**REQUIRED WORK:** The lines to be copied are those below that contain "Search".

**Website and app data records:**

────────────────────────────────────────

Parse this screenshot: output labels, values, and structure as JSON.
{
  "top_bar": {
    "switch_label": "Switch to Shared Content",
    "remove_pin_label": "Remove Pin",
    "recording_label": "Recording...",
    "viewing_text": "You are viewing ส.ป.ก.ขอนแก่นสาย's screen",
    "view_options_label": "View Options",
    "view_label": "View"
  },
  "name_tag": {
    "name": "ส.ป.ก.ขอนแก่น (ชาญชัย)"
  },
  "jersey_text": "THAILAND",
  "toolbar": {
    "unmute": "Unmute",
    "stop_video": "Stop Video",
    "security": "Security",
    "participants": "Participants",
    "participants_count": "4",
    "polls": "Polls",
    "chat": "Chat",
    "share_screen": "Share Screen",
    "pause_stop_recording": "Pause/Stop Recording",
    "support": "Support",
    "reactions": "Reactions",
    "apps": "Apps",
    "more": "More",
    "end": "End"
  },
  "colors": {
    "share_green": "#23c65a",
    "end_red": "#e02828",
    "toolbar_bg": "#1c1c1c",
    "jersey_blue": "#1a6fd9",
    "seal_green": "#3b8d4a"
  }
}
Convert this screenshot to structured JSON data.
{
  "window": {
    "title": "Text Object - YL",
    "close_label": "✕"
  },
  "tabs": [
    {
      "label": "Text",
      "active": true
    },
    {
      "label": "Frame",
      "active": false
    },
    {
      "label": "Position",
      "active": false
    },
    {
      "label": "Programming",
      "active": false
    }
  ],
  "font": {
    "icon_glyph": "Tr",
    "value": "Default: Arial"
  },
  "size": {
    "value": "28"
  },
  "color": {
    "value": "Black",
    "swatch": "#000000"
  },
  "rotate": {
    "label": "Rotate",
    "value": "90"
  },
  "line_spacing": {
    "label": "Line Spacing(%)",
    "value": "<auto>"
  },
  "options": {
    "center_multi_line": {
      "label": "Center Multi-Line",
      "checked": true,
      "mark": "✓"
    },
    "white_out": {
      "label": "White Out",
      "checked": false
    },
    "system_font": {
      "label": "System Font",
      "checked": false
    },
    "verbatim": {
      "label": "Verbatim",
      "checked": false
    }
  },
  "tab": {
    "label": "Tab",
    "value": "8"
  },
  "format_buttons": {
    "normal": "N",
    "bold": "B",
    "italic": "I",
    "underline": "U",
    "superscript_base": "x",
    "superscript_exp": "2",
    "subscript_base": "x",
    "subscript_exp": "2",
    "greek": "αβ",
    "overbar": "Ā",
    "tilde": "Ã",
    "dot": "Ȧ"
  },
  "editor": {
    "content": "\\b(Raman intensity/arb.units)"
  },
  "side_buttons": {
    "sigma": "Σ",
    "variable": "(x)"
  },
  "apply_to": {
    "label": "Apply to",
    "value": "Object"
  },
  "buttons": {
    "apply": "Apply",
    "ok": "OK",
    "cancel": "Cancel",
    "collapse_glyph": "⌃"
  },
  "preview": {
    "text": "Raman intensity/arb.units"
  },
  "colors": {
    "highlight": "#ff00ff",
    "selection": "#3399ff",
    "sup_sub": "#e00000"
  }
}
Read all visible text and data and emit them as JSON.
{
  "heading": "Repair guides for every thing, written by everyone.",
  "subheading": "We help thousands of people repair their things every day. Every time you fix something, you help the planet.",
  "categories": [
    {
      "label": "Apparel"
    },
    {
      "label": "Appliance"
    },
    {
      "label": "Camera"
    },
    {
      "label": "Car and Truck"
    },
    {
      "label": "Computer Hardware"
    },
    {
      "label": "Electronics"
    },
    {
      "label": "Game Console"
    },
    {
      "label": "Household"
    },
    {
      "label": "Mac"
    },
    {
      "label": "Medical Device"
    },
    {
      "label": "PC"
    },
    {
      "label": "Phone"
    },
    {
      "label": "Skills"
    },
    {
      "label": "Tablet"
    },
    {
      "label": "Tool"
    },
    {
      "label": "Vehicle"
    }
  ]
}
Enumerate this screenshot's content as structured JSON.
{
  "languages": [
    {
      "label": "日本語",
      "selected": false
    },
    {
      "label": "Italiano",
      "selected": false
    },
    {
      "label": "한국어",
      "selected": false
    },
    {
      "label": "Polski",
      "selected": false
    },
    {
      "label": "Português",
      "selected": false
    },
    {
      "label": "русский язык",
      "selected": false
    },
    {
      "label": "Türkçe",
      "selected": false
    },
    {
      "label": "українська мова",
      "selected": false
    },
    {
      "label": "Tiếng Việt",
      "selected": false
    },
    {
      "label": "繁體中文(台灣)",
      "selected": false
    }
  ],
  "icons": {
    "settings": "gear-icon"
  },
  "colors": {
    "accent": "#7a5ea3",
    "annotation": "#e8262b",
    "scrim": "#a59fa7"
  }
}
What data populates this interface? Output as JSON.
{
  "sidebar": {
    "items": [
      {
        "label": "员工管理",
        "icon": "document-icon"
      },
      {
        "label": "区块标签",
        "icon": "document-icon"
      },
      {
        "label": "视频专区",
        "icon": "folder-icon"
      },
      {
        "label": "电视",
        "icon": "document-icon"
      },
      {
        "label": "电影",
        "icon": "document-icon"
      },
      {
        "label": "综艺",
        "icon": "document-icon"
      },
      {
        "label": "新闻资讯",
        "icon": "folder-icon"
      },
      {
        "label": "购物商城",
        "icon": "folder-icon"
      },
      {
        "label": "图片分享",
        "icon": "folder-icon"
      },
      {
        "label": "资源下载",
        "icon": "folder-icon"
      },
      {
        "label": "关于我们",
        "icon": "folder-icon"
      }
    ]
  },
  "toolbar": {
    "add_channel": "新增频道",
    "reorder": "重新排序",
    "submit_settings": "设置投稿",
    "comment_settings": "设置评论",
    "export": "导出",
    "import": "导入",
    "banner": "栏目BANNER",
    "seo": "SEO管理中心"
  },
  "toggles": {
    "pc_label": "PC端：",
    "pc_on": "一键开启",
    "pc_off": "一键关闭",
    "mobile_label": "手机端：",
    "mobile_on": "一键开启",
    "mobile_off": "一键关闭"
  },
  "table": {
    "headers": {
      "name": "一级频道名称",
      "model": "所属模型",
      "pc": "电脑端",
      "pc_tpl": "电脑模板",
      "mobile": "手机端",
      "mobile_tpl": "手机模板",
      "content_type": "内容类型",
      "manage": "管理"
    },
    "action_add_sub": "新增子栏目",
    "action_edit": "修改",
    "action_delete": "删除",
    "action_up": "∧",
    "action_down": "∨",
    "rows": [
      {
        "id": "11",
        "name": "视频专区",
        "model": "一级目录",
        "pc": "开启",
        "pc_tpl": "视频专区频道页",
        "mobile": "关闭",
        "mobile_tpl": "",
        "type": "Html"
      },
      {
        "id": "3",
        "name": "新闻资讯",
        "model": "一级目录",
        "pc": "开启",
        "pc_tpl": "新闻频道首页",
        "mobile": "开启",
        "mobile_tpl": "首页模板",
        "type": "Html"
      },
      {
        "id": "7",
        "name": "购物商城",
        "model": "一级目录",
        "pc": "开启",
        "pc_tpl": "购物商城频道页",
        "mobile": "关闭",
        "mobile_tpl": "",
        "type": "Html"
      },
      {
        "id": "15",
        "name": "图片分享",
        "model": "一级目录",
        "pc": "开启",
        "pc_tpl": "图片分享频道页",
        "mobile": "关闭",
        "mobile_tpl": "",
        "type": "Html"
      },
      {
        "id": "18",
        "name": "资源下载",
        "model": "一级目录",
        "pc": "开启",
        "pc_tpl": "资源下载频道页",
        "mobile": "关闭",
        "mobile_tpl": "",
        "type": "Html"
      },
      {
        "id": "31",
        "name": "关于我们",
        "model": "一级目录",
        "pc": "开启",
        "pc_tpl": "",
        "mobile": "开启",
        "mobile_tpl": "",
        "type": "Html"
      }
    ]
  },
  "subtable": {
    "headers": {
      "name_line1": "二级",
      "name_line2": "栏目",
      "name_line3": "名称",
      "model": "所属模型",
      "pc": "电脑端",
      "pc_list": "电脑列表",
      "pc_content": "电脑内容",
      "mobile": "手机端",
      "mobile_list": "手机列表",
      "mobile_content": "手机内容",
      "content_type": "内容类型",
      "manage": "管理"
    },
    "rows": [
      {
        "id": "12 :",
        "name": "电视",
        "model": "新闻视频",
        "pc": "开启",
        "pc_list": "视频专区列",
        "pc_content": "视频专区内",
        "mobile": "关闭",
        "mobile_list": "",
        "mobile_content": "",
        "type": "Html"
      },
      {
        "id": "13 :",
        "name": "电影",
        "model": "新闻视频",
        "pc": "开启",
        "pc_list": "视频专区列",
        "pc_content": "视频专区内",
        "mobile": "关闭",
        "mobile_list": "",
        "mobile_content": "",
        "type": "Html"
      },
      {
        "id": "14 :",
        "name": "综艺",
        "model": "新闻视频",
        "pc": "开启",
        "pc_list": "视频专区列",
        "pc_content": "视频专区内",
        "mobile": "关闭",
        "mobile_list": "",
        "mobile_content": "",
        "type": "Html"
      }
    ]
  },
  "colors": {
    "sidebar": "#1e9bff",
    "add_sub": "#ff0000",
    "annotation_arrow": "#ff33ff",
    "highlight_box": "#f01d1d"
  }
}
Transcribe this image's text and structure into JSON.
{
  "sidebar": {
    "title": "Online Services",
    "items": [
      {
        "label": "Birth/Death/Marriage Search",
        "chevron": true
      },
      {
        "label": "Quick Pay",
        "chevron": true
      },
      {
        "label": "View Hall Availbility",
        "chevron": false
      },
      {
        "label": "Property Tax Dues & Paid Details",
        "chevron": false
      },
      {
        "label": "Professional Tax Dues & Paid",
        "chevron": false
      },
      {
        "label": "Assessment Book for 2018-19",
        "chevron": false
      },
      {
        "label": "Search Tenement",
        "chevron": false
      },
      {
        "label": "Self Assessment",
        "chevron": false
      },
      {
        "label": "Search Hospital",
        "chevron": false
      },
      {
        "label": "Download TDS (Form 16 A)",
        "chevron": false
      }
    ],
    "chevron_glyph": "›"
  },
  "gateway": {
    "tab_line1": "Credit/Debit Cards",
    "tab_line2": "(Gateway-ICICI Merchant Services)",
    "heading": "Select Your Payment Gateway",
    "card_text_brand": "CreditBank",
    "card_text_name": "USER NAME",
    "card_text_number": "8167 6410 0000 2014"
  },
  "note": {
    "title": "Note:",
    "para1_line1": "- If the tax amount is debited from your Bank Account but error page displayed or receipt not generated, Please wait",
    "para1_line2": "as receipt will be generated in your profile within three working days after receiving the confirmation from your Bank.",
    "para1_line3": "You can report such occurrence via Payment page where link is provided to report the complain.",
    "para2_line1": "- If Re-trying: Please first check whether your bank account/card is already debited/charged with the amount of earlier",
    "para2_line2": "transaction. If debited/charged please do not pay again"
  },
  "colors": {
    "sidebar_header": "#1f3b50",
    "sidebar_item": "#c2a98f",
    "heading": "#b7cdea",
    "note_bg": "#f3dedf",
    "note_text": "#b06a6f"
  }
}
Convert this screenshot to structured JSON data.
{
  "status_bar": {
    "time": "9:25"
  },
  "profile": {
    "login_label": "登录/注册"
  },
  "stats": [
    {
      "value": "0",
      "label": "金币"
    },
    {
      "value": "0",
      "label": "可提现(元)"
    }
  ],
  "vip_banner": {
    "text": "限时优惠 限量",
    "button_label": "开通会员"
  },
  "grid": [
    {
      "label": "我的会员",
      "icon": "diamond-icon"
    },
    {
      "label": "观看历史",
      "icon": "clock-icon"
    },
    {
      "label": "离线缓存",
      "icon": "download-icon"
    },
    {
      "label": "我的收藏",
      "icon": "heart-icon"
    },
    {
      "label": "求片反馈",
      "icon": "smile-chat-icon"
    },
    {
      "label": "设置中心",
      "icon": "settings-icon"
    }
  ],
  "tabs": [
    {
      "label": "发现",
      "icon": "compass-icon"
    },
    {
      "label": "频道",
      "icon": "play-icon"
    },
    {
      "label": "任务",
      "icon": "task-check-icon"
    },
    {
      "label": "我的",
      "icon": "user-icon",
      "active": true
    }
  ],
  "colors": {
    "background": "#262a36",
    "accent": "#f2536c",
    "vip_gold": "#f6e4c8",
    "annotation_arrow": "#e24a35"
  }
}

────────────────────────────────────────

**THE ANSWER:**
        "label": "Birth/Death/Marriage Search",
        "label": "Search Tenement",
        "label": "Search Hospital",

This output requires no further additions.